• DATA PROVIDED:
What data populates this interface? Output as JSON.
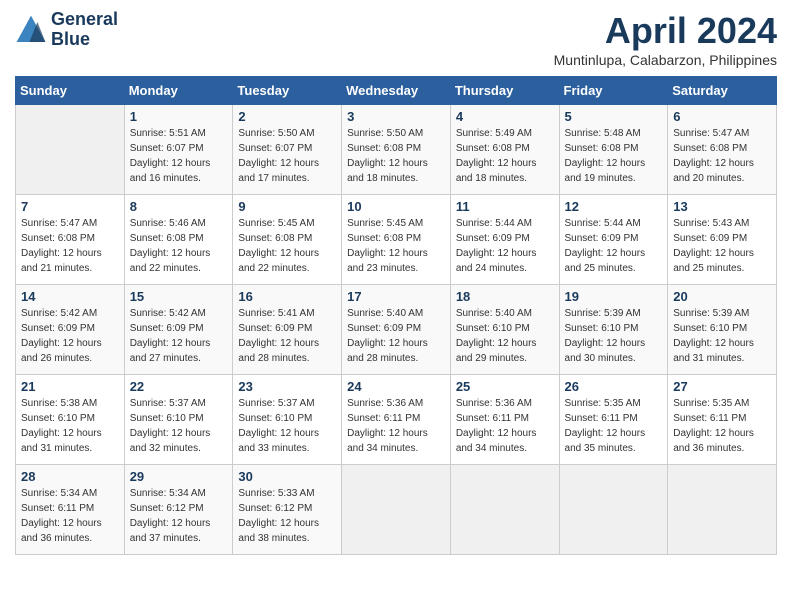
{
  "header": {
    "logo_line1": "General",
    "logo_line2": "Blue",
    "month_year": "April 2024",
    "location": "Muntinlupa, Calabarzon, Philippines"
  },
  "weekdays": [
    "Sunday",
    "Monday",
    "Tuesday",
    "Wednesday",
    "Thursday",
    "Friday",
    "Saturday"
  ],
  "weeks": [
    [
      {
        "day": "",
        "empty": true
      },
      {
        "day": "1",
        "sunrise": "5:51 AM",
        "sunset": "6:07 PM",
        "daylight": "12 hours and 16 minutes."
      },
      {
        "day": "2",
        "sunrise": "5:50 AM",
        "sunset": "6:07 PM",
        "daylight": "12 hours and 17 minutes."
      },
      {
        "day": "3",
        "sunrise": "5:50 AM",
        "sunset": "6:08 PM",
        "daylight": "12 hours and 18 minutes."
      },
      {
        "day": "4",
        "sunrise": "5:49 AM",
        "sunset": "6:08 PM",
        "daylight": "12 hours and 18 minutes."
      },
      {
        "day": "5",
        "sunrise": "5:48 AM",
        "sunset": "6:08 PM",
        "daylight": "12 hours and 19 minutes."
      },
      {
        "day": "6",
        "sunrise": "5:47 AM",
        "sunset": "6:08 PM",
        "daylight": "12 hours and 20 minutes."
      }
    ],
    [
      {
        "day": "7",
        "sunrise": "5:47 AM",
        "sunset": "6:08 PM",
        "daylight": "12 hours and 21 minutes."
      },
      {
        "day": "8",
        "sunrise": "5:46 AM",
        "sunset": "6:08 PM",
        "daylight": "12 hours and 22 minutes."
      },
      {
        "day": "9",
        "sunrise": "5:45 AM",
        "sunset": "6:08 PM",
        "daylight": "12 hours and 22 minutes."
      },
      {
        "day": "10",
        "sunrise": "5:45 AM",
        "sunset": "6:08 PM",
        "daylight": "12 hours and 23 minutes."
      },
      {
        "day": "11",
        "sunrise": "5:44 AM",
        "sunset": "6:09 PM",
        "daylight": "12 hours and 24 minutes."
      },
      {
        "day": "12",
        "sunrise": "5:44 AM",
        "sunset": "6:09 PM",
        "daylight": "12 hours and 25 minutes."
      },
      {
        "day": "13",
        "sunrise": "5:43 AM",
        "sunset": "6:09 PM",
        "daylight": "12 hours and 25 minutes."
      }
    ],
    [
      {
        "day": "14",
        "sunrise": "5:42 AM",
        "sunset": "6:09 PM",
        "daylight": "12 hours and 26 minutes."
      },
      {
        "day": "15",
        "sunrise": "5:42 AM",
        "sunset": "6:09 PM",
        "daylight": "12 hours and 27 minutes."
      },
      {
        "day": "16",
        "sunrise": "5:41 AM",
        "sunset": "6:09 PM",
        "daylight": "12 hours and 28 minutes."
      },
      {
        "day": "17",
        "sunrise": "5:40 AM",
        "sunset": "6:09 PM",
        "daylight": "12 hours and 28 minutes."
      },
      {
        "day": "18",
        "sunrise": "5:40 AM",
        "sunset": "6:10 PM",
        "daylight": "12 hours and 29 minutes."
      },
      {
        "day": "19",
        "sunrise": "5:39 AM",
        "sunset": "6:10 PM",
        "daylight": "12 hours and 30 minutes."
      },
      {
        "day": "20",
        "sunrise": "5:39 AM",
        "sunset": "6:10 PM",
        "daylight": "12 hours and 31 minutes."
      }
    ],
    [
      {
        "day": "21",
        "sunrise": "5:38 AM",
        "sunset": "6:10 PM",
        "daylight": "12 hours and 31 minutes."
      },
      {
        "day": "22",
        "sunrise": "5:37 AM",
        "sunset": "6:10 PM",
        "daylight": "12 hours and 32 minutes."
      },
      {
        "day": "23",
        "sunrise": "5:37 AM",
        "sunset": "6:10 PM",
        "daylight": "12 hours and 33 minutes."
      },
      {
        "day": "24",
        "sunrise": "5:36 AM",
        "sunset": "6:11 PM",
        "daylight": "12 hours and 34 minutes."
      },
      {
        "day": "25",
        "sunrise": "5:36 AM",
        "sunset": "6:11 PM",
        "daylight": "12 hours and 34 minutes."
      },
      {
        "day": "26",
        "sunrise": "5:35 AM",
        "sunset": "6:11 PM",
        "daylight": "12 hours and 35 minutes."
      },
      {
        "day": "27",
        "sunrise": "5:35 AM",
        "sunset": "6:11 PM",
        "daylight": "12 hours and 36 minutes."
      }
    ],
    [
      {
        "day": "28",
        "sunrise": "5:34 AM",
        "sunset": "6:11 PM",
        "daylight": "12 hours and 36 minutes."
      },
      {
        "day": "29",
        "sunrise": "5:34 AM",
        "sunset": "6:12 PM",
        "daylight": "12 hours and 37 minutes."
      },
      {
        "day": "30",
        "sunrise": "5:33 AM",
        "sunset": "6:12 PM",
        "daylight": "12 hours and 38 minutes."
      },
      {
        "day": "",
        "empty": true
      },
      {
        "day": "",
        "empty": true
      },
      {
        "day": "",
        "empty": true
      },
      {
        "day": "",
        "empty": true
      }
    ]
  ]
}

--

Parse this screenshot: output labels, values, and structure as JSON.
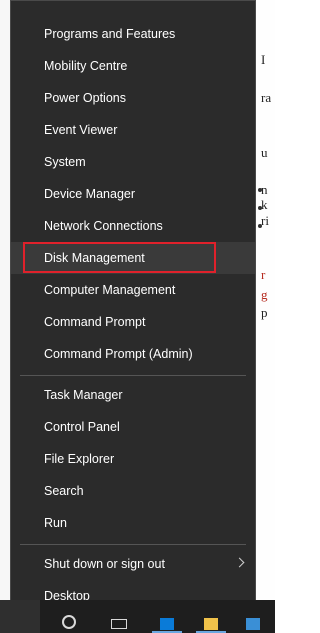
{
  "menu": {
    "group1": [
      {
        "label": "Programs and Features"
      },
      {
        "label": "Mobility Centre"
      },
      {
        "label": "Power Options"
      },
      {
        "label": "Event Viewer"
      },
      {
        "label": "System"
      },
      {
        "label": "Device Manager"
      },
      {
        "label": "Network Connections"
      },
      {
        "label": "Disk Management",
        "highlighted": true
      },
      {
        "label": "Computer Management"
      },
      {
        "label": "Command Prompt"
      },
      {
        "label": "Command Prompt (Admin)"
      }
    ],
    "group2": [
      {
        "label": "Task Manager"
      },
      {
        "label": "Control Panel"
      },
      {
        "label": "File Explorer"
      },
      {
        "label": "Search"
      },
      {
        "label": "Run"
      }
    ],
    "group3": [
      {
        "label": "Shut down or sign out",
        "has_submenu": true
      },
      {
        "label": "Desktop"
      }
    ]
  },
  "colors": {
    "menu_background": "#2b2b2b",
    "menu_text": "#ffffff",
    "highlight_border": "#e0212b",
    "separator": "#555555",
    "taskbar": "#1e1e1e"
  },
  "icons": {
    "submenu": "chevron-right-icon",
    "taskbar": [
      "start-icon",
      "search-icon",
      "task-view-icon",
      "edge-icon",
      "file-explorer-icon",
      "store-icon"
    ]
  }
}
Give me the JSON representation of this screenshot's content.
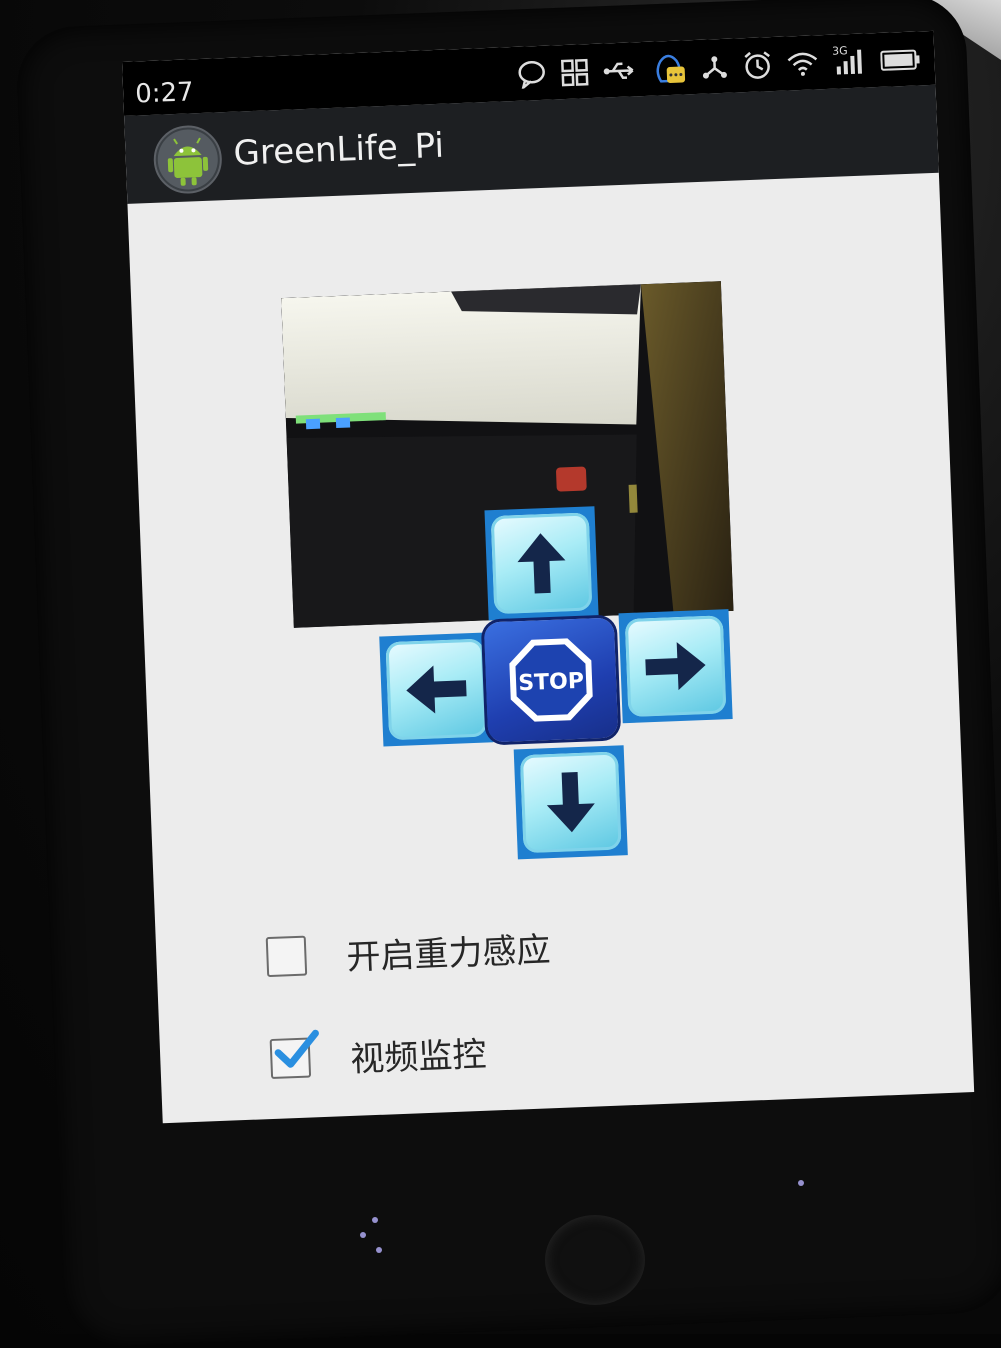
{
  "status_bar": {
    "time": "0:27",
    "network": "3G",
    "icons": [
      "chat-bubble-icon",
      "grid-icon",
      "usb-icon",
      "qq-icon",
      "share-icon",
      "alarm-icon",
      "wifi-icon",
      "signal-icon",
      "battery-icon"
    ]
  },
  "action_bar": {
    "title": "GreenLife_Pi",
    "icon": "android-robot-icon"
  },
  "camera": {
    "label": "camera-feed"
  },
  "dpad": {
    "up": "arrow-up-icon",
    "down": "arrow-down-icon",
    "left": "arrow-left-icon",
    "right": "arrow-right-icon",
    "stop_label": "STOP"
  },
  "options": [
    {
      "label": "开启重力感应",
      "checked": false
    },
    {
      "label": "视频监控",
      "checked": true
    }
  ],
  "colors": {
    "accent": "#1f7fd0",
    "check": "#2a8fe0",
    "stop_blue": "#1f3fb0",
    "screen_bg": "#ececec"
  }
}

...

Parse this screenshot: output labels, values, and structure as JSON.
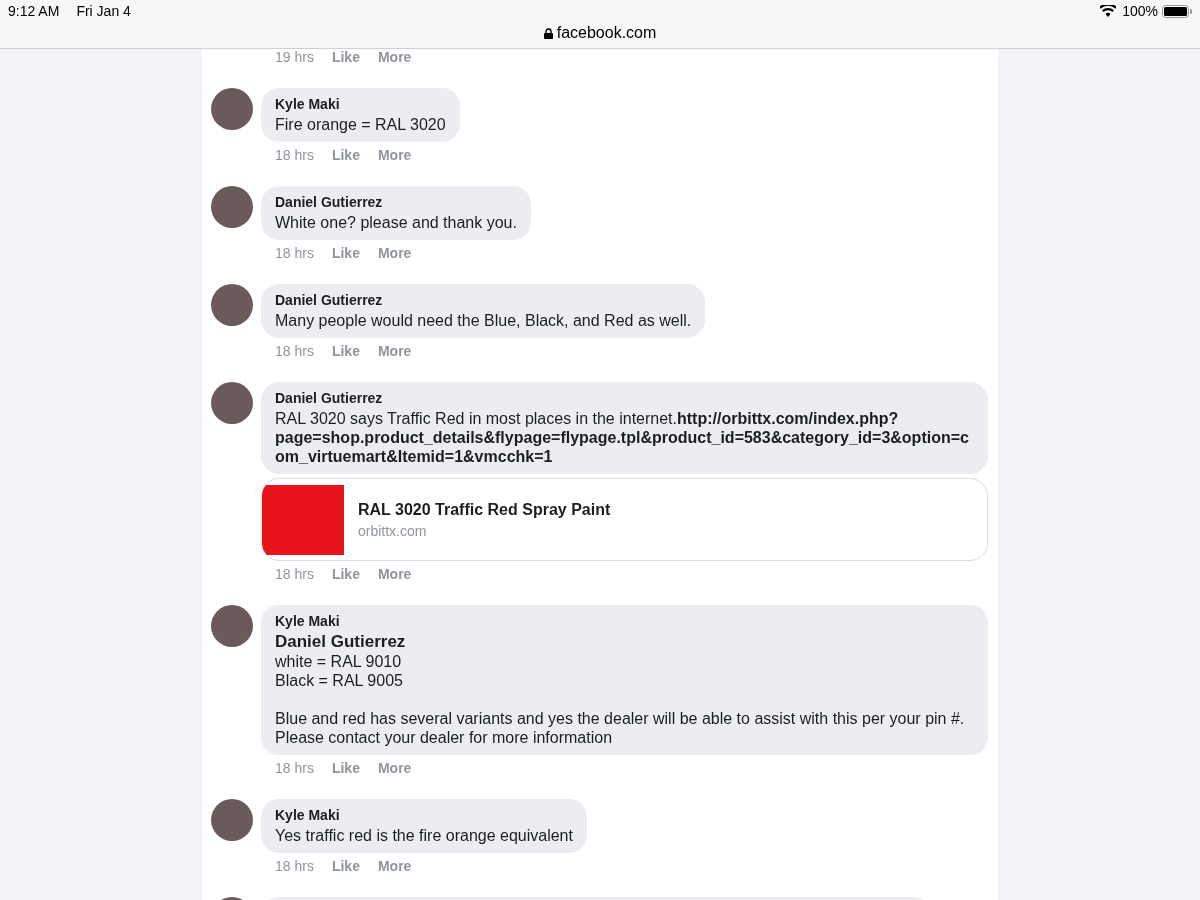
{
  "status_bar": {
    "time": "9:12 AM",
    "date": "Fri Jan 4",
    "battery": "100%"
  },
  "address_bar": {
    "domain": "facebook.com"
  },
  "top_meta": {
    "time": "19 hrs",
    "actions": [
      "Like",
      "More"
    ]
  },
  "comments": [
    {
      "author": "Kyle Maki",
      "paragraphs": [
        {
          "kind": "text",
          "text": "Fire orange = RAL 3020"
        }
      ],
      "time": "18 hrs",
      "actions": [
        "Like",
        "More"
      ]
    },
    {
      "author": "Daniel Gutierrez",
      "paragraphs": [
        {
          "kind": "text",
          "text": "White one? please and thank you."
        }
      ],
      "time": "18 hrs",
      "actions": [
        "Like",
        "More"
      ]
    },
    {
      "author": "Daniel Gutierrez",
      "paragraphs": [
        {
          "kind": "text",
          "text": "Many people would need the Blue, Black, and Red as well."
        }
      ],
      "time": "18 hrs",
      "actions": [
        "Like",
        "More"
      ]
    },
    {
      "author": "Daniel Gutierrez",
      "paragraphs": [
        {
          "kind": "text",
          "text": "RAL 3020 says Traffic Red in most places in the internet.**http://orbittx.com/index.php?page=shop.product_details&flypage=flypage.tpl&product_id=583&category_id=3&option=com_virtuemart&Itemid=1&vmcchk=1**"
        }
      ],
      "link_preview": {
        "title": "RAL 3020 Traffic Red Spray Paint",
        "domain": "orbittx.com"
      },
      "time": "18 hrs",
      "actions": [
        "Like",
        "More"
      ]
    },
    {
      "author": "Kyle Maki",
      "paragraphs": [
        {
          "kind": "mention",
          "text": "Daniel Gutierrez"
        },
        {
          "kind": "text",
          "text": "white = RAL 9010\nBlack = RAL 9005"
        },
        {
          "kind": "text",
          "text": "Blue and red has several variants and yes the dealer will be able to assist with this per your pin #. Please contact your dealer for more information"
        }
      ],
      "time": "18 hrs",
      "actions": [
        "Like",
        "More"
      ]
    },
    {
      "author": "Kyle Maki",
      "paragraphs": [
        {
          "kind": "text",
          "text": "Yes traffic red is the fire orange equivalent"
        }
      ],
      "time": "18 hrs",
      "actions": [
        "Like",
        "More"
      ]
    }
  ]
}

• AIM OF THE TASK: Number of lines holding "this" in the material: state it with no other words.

• RESPONSE AREA: 5